Exercise goal: Reproduce the following entries verbatim, each one complete.

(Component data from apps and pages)
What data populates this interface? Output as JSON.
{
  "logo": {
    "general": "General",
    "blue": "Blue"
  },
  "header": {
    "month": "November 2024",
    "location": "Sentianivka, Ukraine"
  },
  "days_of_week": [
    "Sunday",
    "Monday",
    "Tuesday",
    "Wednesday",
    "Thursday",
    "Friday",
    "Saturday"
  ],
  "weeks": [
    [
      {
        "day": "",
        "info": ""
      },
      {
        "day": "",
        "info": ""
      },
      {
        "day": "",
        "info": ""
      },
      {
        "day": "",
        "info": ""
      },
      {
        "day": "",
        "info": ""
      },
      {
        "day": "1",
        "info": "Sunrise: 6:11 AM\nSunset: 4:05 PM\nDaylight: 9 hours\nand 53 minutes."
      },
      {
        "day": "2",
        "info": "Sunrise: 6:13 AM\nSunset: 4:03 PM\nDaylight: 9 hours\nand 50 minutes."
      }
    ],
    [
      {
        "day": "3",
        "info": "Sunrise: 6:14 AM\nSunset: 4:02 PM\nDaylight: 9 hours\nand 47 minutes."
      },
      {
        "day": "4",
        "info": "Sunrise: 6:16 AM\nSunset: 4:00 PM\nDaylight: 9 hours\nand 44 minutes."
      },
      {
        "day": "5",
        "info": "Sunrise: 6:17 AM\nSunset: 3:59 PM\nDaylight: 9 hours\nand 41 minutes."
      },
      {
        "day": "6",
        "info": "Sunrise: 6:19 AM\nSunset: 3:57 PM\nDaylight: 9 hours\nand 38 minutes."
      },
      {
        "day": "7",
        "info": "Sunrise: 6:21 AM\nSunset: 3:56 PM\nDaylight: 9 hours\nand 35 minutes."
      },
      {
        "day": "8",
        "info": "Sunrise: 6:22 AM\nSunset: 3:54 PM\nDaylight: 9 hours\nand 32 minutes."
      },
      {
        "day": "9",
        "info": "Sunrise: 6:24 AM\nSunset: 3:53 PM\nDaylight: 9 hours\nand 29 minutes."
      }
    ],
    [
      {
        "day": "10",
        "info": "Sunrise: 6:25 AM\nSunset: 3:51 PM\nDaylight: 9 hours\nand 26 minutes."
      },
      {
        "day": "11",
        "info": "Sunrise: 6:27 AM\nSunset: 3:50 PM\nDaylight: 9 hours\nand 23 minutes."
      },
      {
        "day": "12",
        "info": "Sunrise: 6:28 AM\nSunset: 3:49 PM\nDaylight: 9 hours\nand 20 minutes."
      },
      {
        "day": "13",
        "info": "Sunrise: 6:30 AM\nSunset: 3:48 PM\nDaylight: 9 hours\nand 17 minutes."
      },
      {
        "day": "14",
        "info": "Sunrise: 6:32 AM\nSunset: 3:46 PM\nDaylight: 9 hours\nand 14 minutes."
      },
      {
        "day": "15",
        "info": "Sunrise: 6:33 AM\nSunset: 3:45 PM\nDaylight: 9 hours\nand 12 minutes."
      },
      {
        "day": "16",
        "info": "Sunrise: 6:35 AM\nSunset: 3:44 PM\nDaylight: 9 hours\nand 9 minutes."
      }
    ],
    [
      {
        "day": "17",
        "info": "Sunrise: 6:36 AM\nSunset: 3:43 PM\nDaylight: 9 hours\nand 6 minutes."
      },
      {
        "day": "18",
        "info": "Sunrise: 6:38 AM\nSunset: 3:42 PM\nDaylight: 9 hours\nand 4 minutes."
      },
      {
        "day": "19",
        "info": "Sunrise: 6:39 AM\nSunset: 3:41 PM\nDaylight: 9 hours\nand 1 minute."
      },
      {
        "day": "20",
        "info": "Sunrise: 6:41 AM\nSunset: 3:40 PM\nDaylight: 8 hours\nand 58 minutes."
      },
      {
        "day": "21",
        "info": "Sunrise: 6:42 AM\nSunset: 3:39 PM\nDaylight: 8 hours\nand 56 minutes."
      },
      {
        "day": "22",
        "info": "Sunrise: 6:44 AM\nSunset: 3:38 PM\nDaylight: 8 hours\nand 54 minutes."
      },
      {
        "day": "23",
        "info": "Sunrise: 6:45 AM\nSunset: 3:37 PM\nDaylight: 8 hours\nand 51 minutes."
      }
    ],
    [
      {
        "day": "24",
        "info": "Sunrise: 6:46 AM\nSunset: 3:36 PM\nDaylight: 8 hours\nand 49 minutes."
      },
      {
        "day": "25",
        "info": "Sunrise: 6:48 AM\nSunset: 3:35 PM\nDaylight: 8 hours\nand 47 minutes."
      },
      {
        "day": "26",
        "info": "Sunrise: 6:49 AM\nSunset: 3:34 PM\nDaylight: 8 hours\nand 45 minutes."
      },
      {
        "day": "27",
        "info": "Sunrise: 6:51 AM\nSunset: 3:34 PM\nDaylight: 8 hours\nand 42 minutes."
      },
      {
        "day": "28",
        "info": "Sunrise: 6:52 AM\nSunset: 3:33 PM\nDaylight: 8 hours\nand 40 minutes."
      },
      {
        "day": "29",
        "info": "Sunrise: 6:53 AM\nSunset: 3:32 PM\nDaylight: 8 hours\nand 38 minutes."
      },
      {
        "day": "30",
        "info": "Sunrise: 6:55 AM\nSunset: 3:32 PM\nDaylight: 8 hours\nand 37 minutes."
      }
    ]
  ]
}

The completed task:
What data populates this interface? Output as JSON.
{
  "logo": {
    "general": "General",
    "blue": "Blue"
  },
  "header": {
    "month": "November 2024",
    "location": "Sentianivka, Ukraine"
  },
  "days_of_week": [
    "Sunday",
    "Monday",
    "Tuesday",
    "Wednesday",
    "Thursday",
    "Friday",
    "Saturday"
  ],
  "weeks": [
    [
      {
        "day": "",
        "info": ""
      },
      {
        "day": "",
        "info": ""
      },
      {
        "day": "",
        "info": ""
      },
      {
        "day": "",
        "info": ""
      },
      {
        "day": "",
        "info": ""
      },
      {
        "day": "1",
        "info": "Sunrise: 6:11 AM\nSunset: 4:05 PM\nDaylight: 9 hours\nand 53 minutes."
      },
      {
        "day": "2",
        "info": "Sunrise: 6:13 AM\nSunset: 4:03 PM\nDaylight: 9 hours\nand 50 minutes."
      }
    ],
    [
      {
        "day": "3",
        "info": "Sunrise: 6:14 AM\nSunset: 4:02 PM\nDaylight: 9 hours\nand 47 minutes."
      },
      {
        "day": "4",
        "info": "Sunrise: 6:16 AM\nSunset: 4:00 PM\nDaylight: 9 hours\nand 44 minutes."
      },
      {
        "day": "5",
        "info": "Sunrise: 6:17 AM\nSunset: 3:59 PM\nDaylight: 9 hours\nand 41 minutes."
      },
      {
        "day": "6",
        "info": "Sunrise: 6:19 AM\nSunset: 3:57 PM\nDaylight: 9 hours\nand 38 minutes."
      },
      {
        "day": "7",
        "info": "Sunrise: 6:21 AM\nSunset: 3:56 PM\nDaylight: 9 hours\nand 35 minutes."
      },
      {
        "day": "8",
        "info": "Sunrise: 6:22 AM\nSunset: 3:54 PM\nDaylight: 9 hours\nand 32 minutes."
      },
      {
        "day": "9",
        "info": "Sunrise: 6:24 AM\nSunset: 3:53 PM\nDaylight: 9 hours\nand 29 minutes."
      }
    ],
    [
      {
        "day": "10",
        "info": "Sunrise: 6:25 AM\nSunset: 3:51 PM\nDaylight: 9 hours\nand 26 minutes."
      },
      {
        "day": "11",
        "info": "Sunrise: 6:27 AM\nSunset: 3:50 PM\nDaylight: 9 hours\nand 23 minutes."
      },
      {
        "day": "12",
        "info": "Sunrise: 6:28 AM\nSunset: 3:49 PM\nDaylight: 9 hours\nand 20 minutes."
      },
      {
        "day": "13",
        "info": "Sunrise: 6:30 AM\nSunset: 3:48 PM\nDaylight: 9 hours\nand 17 minutes."
      },
      {
        "day": "14",
        "info": "Sunrise: 6:32 AM\nSunset: 3:46 PM\nDaylight: 9 hours\nand 14 minutes."
      },
      {
        "day": "15",
        "info": "Sunrise: 6:33 AM\nSunset: 3:45 PM\nDaylight: 9 hours\nand 12 minutes."
      },
      {
        "day": "16",
        "info": "Sunrise: 6:35 AM\nSunset: 3:44 PM\nDaylight: 9 hours\nand 9 minutes."
      }
    ],
    [
      {
        "day": "17",
        "info": "Sunrise: 6:36 AM\nSunset: 3:43 PM\nDaylight: 9 hours\nand 6 minutes."
      },
      {
        "day": "18",
        "info": "Sunrise: 6:38 AM\nSunset: 3:42 PM\nDaylight: 9 hours\nand 4 minutes."
      },
      {
        "day": "19",
        "info": "Sunrise: 6:39 AM\nSunset: 3:41 PM\nDaylight: 9 hours\nand 1 minute."
      },
      {
        "day": "20",
        "info": "Sunrise: 6:41 AM\nSunset: 3:40 PM\nDaylight: 8 hours\nand 58 minutes."
      },
      {
        "day": "21",
        "info": "Sunrise: 6:42 AM\nSunset: 3:39 PM\nDaylight: 8 hours\nand 56 minutes."
      },
      {
        "day": "22",
        "info": "Sunrise: 6:44 AM\nSunset: 3:38 PM\nDaylight: 8 hours\nand 54 minutes."
      },
      {
        "day": "23",
        "info": "Sunrise: 6:45 AM\nSunset: 3:37 PM\nDaylight: 8 hours\nand 51 minutes."
      }
    ],
    [
      {
        "day": "24",
        "info": "Sunrise: 6:46 AM\nSunset: 3:36 PM\nDaylight: 8 hours\nand 49 minutes."
      },
      {
        "day": "25",
        "info": "Sunrise: 6:48 AM\nSunset: 3:35 PM\nDaylight: 8 hours\nand 47 minutes."
      },
      {
        "day": "26",
        "info": "Sunrise: 6:49 AM\nSunset: 3:34 PM\nDaylight: 8 hours\nand 45 minutes."
      },
      {
        "day": "27",
        "info": "Sunrise: 6:51 AM\nSunset: 3:34 PM\nDaylight: 8 hours\nand 42 minutes."
      },
      {
        "day": "28",
        "info": "Sunrise: 6:52 AM\nSunset: 3:33 PM\nDaylight: 8 hours\nand 40 minutes."
      },
      {
        "day": "29",
        "info": "Sunrise: 6:53 AM\nSunset: 3:32 PM\nDaylight: 8 hours\nand 38 minutes."
      },
      {
        "day": "30",
        "info": "Sunrise: 6:55 AM\nSunset: 3:32 PM\nDaylight: 8 hours\nand 37 minutes."
      }
    ]
  ]
}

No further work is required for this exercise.